However, “the Gospels often show us … Jesus withdrawing alone to a place far from the crowds, even from His own disciples, where He can pray in silence”. Moreover, “the great patristic tradition teaches us that the mysteries of Christ are linked to silence, and only in silence can the Word find a place to dwell within us”.
“This principle”, the Holy Father went on, “holds true for individual prayer, but also for our liturgies which, to facilitate authentic listening, must also be rich in moments of silence and of non verbal acceptance. … Silence has the capacity to open a space in our inner being, a space in which God can dwell, which can ensure that His Word remains within us, and that love for Him is rooted in our minds and hearts, and animates our lives”.
The Pope then turned to focus on the second important aspect of the relationship between silence and prayer. “In our prayers”, he said, “we often find ourselves facing the silence of God. We almost experience a sense of abandonment; it seems that God does not listen and does not respond. But this silence, as happened to Jesus, does not signify absence. Christians know that the Lord is present and listens, even in moments of darkness and pain, of rejection and solitude. Jesus assures His disciples and each one of us that God is well aware of our needs at every moment of our lives”.
“For us, who are so frequently concerned with operational effectiveness and with the results … we achieve, the prayer of Jesus is a reminder that we need to stop, to experience moments of intimacy with God, ‘detaching ourselves’ from the turmoil of daily life in order to listen, to return to the ‘root’ which nourishes and sustains our existence. One of the most beautiful moments of Jesus’ prayer is when, faced with the sickness, discomfort and limitations of his interlocutors, He addresses His Father in prayer, thus showing those around him where they must go to seek the source of hope and salvation”.
Christ touches the most profound point of His prayer to the Father at the moment of His passion and death, Pope Benedict said.

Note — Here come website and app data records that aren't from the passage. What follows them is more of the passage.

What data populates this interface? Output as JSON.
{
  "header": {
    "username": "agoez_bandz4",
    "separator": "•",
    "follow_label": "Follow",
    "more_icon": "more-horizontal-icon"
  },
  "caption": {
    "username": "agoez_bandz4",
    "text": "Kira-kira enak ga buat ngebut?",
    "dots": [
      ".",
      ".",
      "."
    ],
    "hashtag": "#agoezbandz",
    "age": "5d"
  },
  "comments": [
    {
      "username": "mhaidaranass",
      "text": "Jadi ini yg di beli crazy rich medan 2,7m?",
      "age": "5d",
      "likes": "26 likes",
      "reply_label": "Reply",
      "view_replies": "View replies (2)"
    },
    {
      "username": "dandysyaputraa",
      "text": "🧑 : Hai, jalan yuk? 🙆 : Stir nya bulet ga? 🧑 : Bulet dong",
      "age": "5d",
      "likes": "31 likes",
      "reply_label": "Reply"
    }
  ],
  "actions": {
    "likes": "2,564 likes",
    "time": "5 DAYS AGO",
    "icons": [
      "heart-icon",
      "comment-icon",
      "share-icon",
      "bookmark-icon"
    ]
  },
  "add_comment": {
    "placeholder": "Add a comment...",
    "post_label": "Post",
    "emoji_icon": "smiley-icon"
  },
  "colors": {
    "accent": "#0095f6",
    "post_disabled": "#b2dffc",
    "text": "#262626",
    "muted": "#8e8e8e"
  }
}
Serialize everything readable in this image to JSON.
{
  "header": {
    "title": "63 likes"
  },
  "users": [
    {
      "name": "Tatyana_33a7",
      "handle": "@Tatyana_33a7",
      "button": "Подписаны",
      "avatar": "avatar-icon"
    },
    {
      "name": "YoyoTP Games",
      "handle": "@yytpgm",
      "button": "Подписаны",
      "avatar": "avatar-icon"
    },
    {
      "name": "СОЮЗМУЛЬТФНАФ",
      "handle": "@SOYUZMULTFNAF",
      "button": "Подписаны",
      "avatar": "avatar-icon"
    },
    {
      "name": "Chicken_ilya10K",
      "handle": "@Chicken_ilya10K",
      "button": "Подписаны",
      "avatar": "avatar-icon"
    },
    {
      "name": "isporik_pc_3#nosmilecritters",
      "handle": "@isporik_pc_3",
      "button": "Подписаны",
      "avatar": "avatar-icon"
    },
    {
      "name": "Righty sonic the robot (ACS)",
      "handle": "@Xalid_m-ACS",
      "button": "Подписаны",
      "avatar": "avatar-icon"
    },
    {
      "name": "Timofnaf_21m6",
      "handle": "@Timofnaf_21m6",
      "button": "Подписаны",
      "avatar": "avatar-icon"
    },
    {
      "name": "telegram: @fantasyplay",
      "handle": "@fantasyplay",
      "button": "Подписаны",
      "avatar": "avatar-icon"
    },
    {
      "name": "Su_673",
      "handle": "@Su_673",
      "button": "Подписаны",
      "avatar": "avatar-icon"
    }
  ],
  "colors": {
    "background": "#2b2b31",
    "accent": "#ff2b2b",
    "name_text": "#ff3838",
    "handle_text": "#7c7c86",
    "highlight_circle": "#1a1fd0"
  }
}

And citing the Catechism of the Catholic Church he concluded by noting that “His cry to the Father from the cross encapsulated ‘all the troubles, for all time, of humanity enslaved by sin and death, all the petitions and intercessions of salvation history are summed up in this cry of the incarnate Word. Here the Father accepts them and, beyond all hope, answers them by raising His Son. Thus is fulfilled and brought to completion the drama of prayer in the economy of creation and salvation'”.